"Of course, we take it very seriously," said Eva Halvarsson, the chief executive officer of one of Sweden's biggest pension funds, AP2. "We have shares in all the banks and are also cooperating with them in our role as asset managers. We follow the developments closely and have contacts at various levels."
Danske Bank A/S and Swedbank AB are being investigated in Europe and the US amid allegations they handled billions of dollars in dirty money from the former Soviet Union via their Estonian units. Those who reportedly benefited from the transactions include convicted felon Paul Manafort and ousted Ukraine President Viktor Yanukovych, among others. Nordea Bank ABP is also under investigation for laundering, though allegations against it are on a much smaller scale.
Preliminary charges have already been brought against a number of former Danske executives, including its ousted CEO, Thomas Borgen. Swedbank fired its CEO, Birgitte Bonnesen, amid allegations she misled the public about the severity of the bank's laundering scandal. "I have a great understanding for the complexity of it but of course the banks need to take it seriously in order to regain trust," Ms Halvarsson said.
The pension industry's commitment to scandal-hit banks may raise questions around the principles of responsible investing based on environmental, social and governance (ESG) concerns.
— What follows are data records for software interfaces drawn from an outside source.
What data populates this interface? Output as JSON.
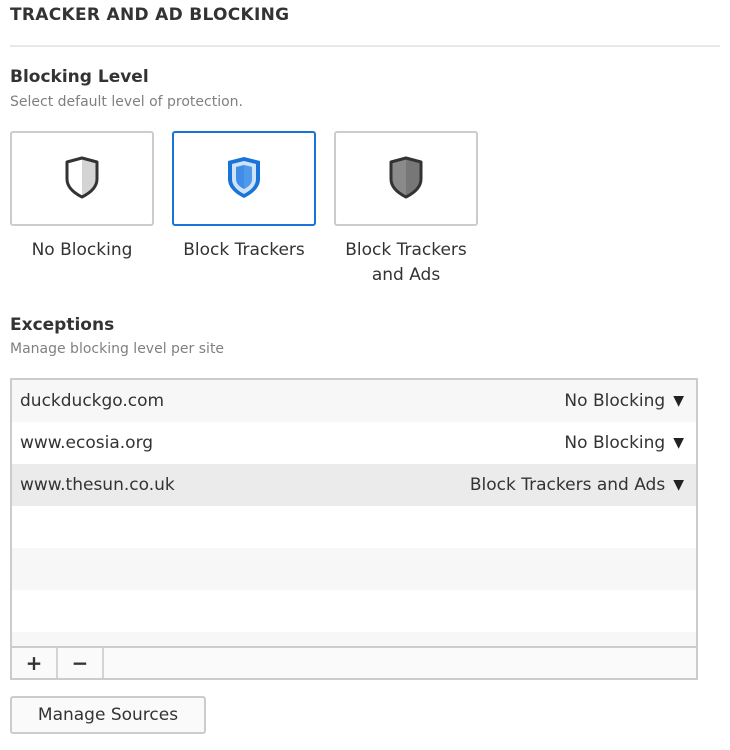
{
  "section": {
    "title": "TRACKER AND AD BLOCKING"
  },
  "blocking_level": {
    "title": "Blocking Level",
    "subtitle": "Select default level of protection.",
    "selected": "block-trackers",
    "options": [
      {
        "id": "no-blocking",
        "label": "No Blocking",
        "icon": "shield-half-icon"
      },
      {
        "id": "block-trackers",
        "label": "Block Trackers",
        "icon": "shield-blue-icon"
      },
      {
        "id": "block-trackers-ads",
        "label": "Block Trackers and Ads",
        "icon": "shield-dark-icon"
      }
    ]
  },
  "exceptions": {
    "title": "Exceptions",
    "subtitle": "Manage blocking level per site",
    "rows": [
      {
        "site": "duckduckgo.com",
        "level": "No Blocking"
      },
      {
        "site": "www.ecosia.org",
        "level": "No Blocking"
      },
      {
        "site": "www.thesun.co.uk",
        "level": "Block Trackers and Ads",
        "selected": true
      }
    ],
    "add_label": "+",
    "remove_label": "−"
  },
  "manage_sources_label": "Manage Sources",
  "colors": {
    "accent": "#1a73d9",
    "border": "#cccccc",
    "selected_row": "#ebebeb"
  }
}
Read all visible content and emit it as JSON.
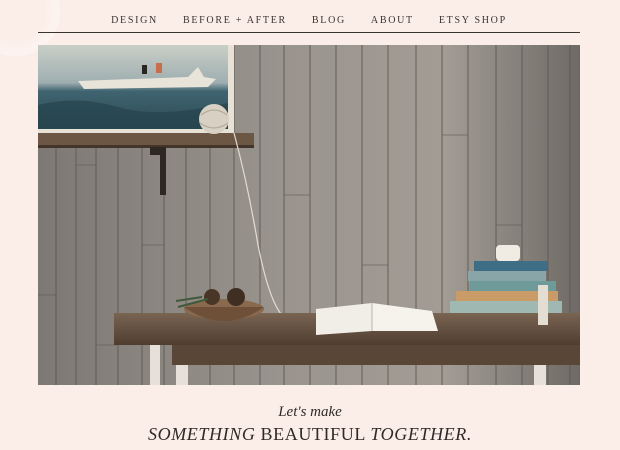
{
  "nav": {
    "items": [
      {
        "label": "DESIGN"
      },
      {
        "label": "BEFORE + AFTER"
      },
      {
        "label": "BLOG"
      },
      {
        "label": "ABOUT"
      },
      {
        "label": "ETSY SHOP"
      }
    ]
  },
  "tagline": {
    "small": "Let's make",
    "word1": "SOMETHING",
    "word2": "BEAUTIFUL",
    "word3": "TOGETHER."
  },
  "colors": {
    "page_background": "#fbeee9",
    "text": "#2f2a27",
    "wood_wall": "#8e8882"
  }
}
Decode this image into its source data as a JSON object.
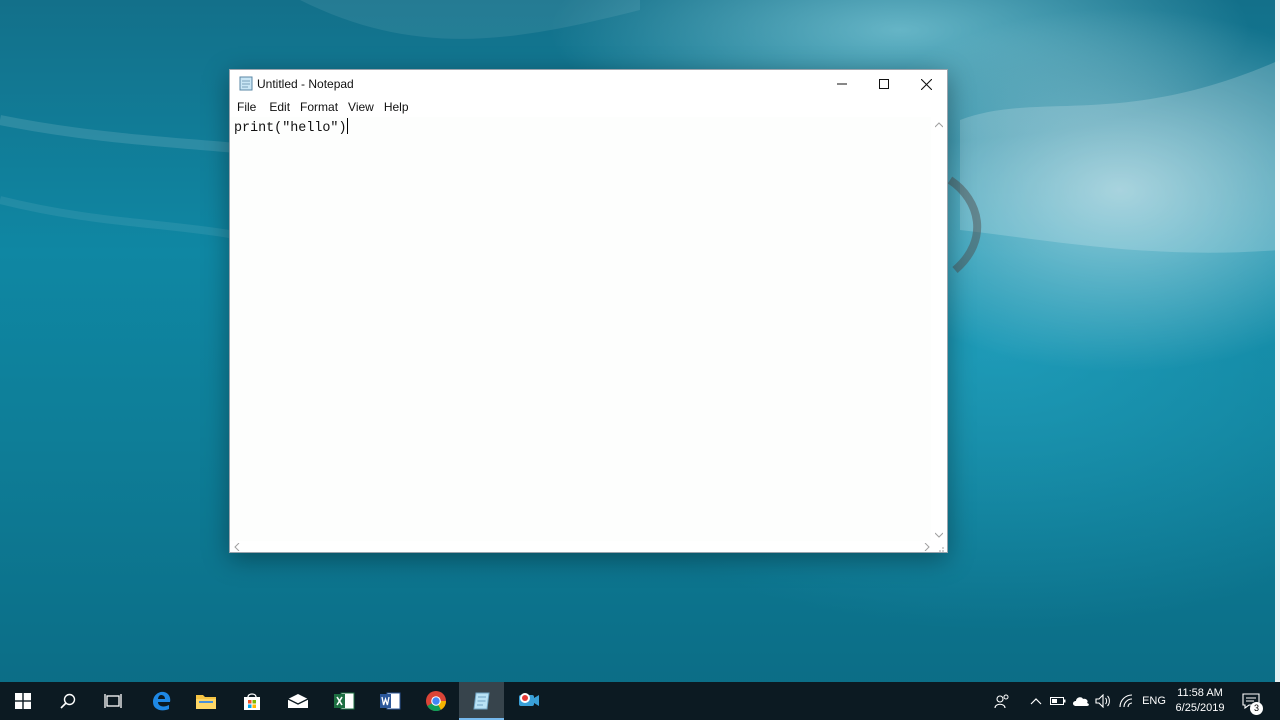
{
  "window": {
    "title": "Untitled - Notepad",
    "menu": [
      "File",
      "Edit",
      "Format",
      "View",
      "Help"
    ],
    "content": "print(\"hello\")"
  },
  "taskbar": {
    "apps": [
      {
        "name": "start",
        "icon": "windows-logo-icon"
      },
      {
        "name": "search",
        "icon": "search-icon"
      },
      {
        "name": "task-view",
        "icon": "task-view-icon"
      },
      {
        "name": "edge",
        "icon": "edge-icon"
      },
      {
        "name": "file-explorer",
        "icon": "folder-icon"
      },
      {
        "name": "store",
        "icon": "store-icon"
      },
      {
        "name": "mail",
        "icon": "mail-icon"
      },
      {
        "name": "excel",
        "icon": "excel-icon"
      },
      {
        "name": "word",
        "icon": "word-icon"
      },
      {
        "name": "chrome",
        "icon": "chrome-icon"
      },
      {
        "name": "notepad",
        "icon": "notepad-icon",
        "active": true
      },
      {
        "name": "recorder",
        "icon": "screen-recorder-icon"
      }
    ],
    "tray": {
      "language": "ENG",
      "time": "11:58 AM",
      "date": "6/25/2019",
      "notifications": "3"
    }
  },
  "colors": {
    "taskbar": "#0c1a22",
    "accent": "#76b9ed",
    "desktop": "#0f87a3"
  }
}
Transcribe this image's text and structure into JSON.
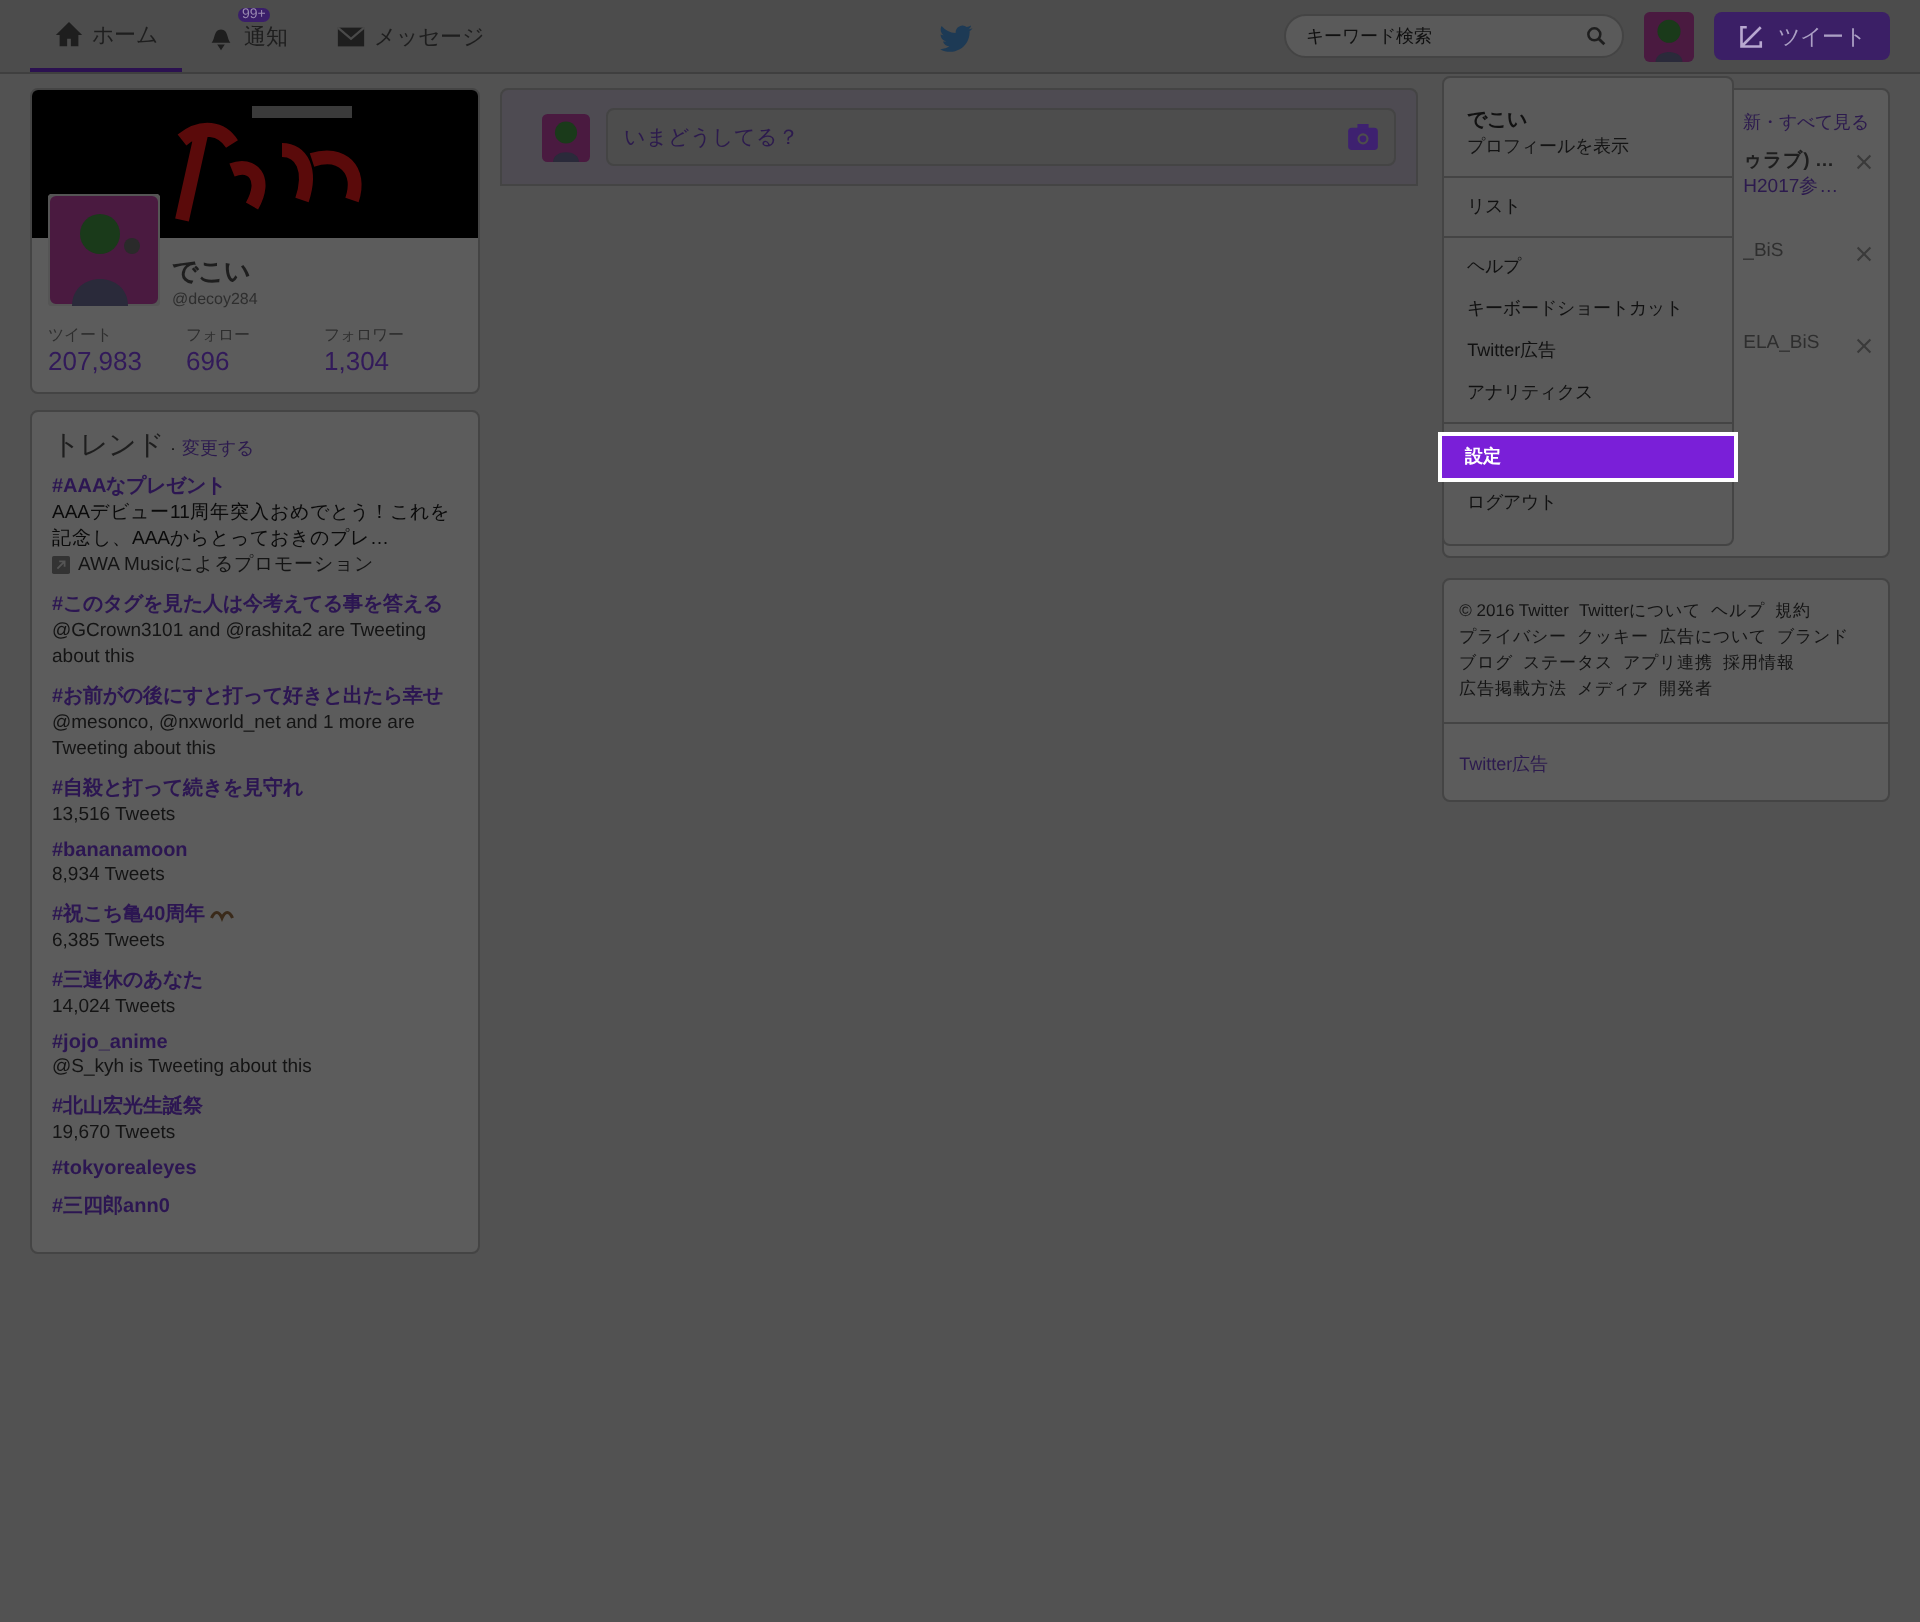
{
  "nav": {
    "tabs": [
      {
        "label": "ホーム",
        "selected": true
      },
      {
        "label": "通知",
        "badge": "99+",
        "selected": false
      },
      {
        "label": "メッセージ",
        "selected": false
      }
    ],
    "search": {
      "placeholder": "キーワード検索"
    },
    "tweet_button": "ツイート"
  },
  "profile": {
    "name": "でこい",
    "handle": "@decoy284",
    "stats": [
      {
        "label": "ツイート",
        "value": "207,983"
      },
      {
        "label": "フォロー",
        "value": "696"
      },
      {
        "label": "フォロワー",
        "value": "1,304"
      }
    ]
  },
  "trends": {
    "title": "トレンド",
    "separator": "·",
    "change_link": "変更する",
    "items": [
      {
        "kind": "promoted",
        "tag": "#AAAなプレゼント",
        "text": "AAAデビュー11周年突入おめでとう！これを記念し、AAAからとっておきのプレ…",
        "promoted_by": "AWA Musicによるプロモーション"
      },
      {
        "kind": "normal",
        "tag": "#このタグを見た人は今考えてる事を答える",
        "text": "@GCrown3101 and @rashita2 are Tweeting about this"
      },
      {
        "kind": "normal",
        "tag": "#お前がの後にすと打って好きと出たら幸せ",
        "text": "@mesonco, @nxworld_net and 1 more are Tweeting about this"
      },
      {
        "kind": "normal",
        "tag": "#自殺と打って続きを見守れ",
        "text": "13,516 Tweets"
      },
      {
        "kind": "normal",
        "tag": "#bananamoon",
        "text": "8,934 Tweets"
      },
      {
        "kind": "emoji",
        "tag": "#祝こち亀40周年",
        "text": "6,385 Tweets"
      },
      {
        "kind": "normal",
        "tag": "#三連休のあなた",
        "text": "14,024 Tweets"
      },
      {
        "kind": "normal",
        "tag": "#jojo_anime",
        "text": "@S_kyh is Tweeting about this"
      },
      {
        "kind": "normal",
        "tag": "#北山宏光生誕祭",
        "text": "19,670 Tweets"
      },
      {
        "kind": "normal",
        "tag": "#tokyorealeyes"
      },
      {
        "kind": "normal",
        "tag": "#三四郎ann0"
      }
    ]
  },
  "composer": {
    "placeholder": "いまどうしてる？"
  },
  "menu": {
    "groups": [
      [
        {
          "label": "でこい",
          "sublabel": "プロフィールを表示",
          "selected": false
        }
      ],
      [
        {
          "label": "リスト",
          "selected": false
        }
      ],
      [
        {
          "label": "ヘルプ",
          "selected": false
        },
        {
          "label": "キーボードショートカット",
          "selected": false
        },
        {
          "label": "Twitter広告",
          "selected": false
        },
        {
          "label": "アナリティクス",
          "selected": false
        }
      ],
      [
        {
          "label": "設定",
          "selected": true
        },
        {
          "label": "ログアウト",
          "selected": false
        }
      ]
    ]
  },
  "who_to_follow": {
    "header_link": "新・すべて見る",
    "items": [
      {
        "name": "ゥラブ) …",
        "sub": "H2017参…"
      },
      {
        "name": "_BiS"
      },
      {
        "name": "ELA_BiS"
      }
    ]
  },
  "footer": {
    "links": [
      "© 2016 Twitter",
      "Twitterについて",
      "ヘルプ",
      "規約",
      "プライバシー",
      "クッキー",
      "広告について",
      "ブランド",
      "ブログ",
      "ステータス",
      "アプリ連携",
      "採用情報",
      "広告掲載方法",
      "メディア",
      "開発者"
    ],
    "ads_link": "Twitter広告"
  }
}
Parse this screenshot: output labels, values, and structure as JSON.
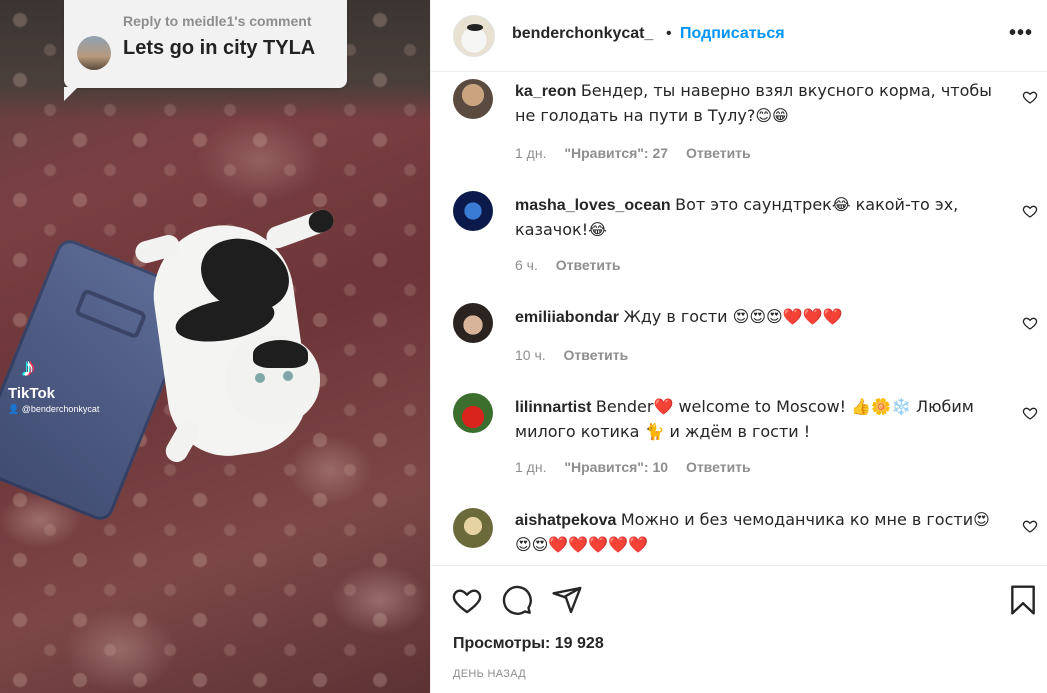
{
  "media": {
    "reply_meta": "Reply to meidle1's comment",
    "reply_text": "Lets go in city TYLA",
    "tiktok_word": "TikTok",
    "tiktok_handle": "@benderchonkycat"
  },
  "header": {
    "username": "benderchonkycat_",
    "separator": "•",
    "follow_label": "Подписаться",
    "more_label": "•••"
  },
  "comments": [
    {
      "username": "ka_reon",
      "text": "Бендер, ты наверно взял вкусного корма, чтобы не голодать на пути в Тулу?😊😁",
      "time": "1 дн.",
      "likes": "\"Нравится\": 27",
      "reply": "Ответить"
    },
    {
      "username": "masha_loves_ocean",
      "text": "Вот это саундтрек😂 какой-то эх, казачок!😂",
      "time": "6 ч.",
      "likes": "",
      "reply": "Ответить"
    },
    {
      "username": "emiliiabondar",
      "text": "Жду в гости 😍😍😍❤️❤️❤️",
      "time": "10 ч.",
      "likes": "",
      "reply": "Ответить"
    },
    {
      "username": "lilinnartist",
      "text": "Bender❤️ welcome to Moscow! 👍🌼❄️ Любим милого котика 🐈 и ждём в гости !",
      "time": "1 дн.",
      "likes": "\"Нравится\": 10",
      "reply": "Ответить"
    },
    {
      "username": "aishatpekova",
      "text": "Можно и без чемоданчика ко мне в гости😍😍😍❤️❤️❤️❤️❤️",
      "time": "",
      "likes": "",
      "reply": ""
    }
  ],
  "footer": {
    "views": "Просмотры: 19 928",
    "date": "ДЕНЬ НАЗАД"
  },
  "colors": {
    "accent": "#0095f6",
    "text": "#262626",
    "muted": "#8e8e8e",
    "border": "#efefef"
  },
  "icons": [
    "heart-icon",
    "comment-icon",
    "share-icon",
    "bookmark-icon",
    "more-icon",
    "tiktok-logo-icon"
  ]
}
ESG investing guidelines aren't standardised, making it hard to know what distinctions money managers are making. At the same time, there's a school of thought that says staying invested in companies involved in unethical behaviour is a better way to wield influence than divesting.
John Howchin, the secretary-general of the Council on Ethics that sets guidelines for a number of Sweden's AP pension funds, said "that's the way we work," in an interview. "We stay and work together with the companies, as long as we think it gives results." He said that the ethics council has a global focus, while it's up to the individual funds to take a stance on local investments.
In Norway, the CEO of the wealth fund, Yngve Slyngstad, says they "have a good dialogue" with the banks under investigation for money laundering. "Even so, we will remain long-term investors and it goes without saying that, as an investor in these banks, we have an expectation that the board will address these issues."
Some of the biggest funds in the Nordic region are adding to their stakes in the banks. ATP and PFA, Denmark's two biggest pension firms with a combined portfolio of about US$210 billion, have both bought up shares of Danske Bank since the scandal broke. Allan Polack, the CEO of PFA, points to the bank's ability to make money as a key consideration. He says PFA is "very pleased" with Danske's commitment to its dividend. Finland's Varma Mutual Pension Insurance Co, which manages more than US$50 billion, sold its Danske shares in 2018 but tripled its Swedbank stake. Ilmarinen Mutual Pension Insurance Co, another big Finnish fund, also added to its Swedbank holding.
Institutional investors have mostly stuck around as others have fled. Danske's share price plunged almost 50 per cent last year, while Swedbank is this year's worst-performing financial stock in Europe, having lost roughly a quarter of its value. Nordea fell about 25 per cent last year. BLOOMBERG